Tiger lock

Rochester Institute of Technology:
Department of Computer Engineering
Senior Design Project - Spring 2008
Jeremy Espenshade & Jason Fay
the device


We encounter combination locks every day - they are in schools, gyms, and many other establishments with general purpose lockers. These devices provide a useful level of security that ensures our belongings remain safe. However, for many people combination locks are not accessible. Those of us who experience a lack of fine motor control can have difficulty gripping and precisely spinning the lock dial, and those of us who are blind or visually impaired may be unable to see the small numbers necessary to successfully enter our combinations. Solutions like asking for assistance are inconvenient as well as insecure, given that a private combination is essential to the security provided by such a lock.

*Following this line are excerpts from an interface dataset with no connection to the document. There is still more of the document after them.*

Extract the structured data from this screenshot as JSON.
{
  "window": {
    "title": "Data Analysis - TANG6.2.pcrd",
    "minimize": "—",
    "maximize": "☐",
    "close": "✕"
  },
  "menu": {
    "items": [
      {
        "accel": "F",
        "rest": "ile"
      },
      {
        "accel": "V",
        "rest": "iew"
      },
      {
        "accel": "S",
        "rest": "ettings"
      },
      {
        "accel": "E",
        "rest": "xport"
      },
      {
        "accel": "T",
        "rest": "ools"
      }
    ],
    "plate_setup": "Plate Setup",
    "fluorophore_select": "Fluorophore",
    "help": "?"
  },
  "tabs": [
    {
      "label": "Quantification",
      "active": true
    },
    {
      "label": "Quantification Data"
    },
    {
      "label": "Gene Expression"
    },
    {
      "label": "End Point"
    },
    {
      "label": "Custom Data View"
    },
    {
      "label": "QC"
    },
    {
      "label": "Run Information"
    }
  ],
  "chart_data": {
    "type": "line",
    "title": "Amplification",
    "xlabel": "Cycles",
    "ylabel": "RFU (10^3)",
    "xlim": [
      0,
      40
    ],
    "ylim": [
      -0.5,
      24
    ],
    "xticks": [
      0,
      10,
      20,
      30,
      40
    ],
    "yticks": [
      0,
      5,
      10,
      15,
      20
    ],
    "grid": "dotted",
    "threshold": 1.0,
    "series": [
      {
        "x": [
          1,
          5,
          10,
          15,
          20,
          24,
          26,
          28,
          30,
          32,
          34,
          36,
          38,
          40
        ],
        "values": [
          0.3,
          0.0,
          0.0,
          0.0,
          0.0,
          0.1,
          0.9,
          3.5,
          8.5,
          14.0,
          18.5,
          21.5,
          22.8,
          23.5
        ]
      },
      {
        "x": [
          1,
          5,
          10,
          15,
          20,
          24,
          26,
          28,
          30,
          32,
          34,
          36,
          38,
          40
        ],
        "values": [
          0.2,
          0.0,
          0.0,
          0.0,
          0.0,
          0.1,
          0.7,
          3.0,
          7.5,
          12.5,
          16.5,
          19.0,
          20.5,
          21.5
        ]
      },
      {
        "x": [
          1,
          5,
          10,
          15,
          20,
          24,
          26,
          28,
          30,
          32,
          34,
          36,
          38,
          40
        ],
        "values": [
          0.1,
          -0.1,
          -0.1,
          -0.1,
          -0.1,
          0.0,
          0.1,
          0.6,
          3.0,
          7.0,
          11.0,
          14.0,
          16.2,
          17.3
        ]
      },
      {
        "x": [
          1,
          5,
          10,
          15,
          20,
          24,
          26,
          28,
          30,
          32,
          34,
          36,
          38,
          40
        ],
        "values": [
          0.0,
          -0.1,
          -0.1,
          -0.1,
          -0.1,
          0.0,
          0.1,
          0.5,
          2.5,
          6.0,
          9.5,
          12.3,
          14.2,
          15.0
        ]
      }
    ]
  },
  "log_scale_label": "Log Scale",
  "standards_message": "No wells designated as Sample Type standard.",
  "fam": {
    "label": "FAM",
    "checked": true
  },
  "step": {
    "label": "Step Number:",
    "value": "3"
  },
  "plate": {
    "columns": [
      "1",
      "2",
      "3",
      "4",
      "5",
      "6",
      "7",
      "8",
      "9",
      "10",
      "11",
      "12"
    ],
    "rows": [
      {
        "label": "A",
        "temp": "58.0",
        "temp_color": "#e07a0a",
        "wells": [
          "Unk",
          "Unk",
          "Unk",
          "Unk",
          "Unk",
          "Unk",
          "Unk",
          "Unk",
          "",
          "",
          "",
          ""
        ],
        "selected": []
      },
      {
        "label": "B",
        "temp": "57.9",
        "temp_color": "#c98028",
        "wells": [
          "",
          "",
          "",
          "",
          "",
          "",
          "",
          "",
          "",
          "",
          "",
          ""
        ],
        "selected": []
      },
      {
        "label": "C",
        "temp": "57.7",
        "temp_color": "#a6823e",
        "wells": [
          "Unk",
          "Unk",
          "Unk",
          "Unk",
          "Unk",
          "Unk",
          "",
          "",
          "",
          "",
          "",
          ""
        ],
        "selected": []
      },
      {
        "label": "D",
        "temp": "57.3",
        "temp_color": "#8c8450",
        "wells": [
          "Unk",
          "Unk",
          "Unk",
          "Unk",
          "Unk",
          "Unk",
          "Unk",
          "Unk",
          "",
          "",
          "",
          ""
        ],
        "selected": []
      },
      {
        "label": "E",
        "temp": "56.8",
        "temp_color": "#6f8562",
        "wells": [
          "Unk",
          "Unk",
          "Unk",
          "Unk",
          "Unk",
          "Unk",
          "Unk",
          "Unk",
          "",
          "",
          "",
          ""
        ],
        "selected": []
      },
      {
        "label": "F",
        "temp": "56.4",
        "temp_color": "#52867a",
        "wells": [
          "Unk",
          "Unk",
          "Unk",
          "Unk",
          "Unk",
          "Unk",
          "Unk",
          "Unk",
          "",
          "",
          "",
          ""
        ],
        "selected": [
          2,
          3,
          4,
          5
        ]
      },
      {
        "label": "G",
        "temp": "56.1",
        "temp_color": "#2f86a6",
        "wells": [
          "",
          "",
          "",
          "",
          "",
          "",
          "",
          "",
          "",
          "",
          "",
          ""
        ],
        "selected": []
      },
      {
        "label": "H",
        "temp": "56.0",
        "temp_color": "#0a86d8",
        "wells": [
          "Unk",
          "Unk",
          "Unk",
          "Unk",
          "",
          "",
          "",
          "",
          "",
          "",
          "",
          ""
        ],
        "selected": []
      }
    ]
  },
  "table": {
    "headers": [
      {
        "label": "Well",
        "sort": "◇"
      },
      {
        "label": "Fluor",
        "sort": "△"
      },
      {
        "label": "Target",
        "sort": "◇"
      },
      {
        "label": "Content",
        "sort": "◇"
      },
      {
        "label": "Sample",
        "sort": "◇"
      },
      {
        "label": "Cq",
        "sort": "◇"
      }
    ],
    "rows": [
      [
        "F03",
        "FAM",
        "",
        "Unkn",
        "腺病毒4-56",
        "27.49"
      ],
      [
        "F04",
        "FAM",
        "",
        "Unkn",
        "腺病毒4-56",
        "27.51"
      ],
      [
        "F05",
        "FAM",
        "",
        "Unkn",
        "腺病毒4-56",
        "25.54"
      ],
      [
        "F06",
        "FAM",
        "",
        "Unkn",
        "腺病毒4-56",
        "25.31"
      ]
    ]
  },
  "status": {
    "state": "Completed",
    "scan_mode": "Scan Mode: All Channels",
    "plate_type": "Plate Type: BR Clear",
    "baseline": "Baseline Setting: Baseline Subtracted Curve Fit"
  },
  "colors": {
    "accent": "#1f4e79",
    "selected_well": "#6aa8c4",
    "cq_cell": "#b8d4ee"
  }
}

The objective of this project is to design and implement a device that can manipulate a combination lock with minimal fine motor skill and sight requirements from the user. This handheld device will make combination locks accessible to many individuals with limited vision or fine motor control.


The implemented device allows users to input their combination on a telephone-style keypad and receive both visual and auditory feedback via an LCD and embedded speaker respectively. Once the user inputs their combination, the device will spin the lock dial appropriately and allow the user to open the lock. The entire battery powered device fits in your hand with dimensions roughly 5.5" x 7.5" x 2.5".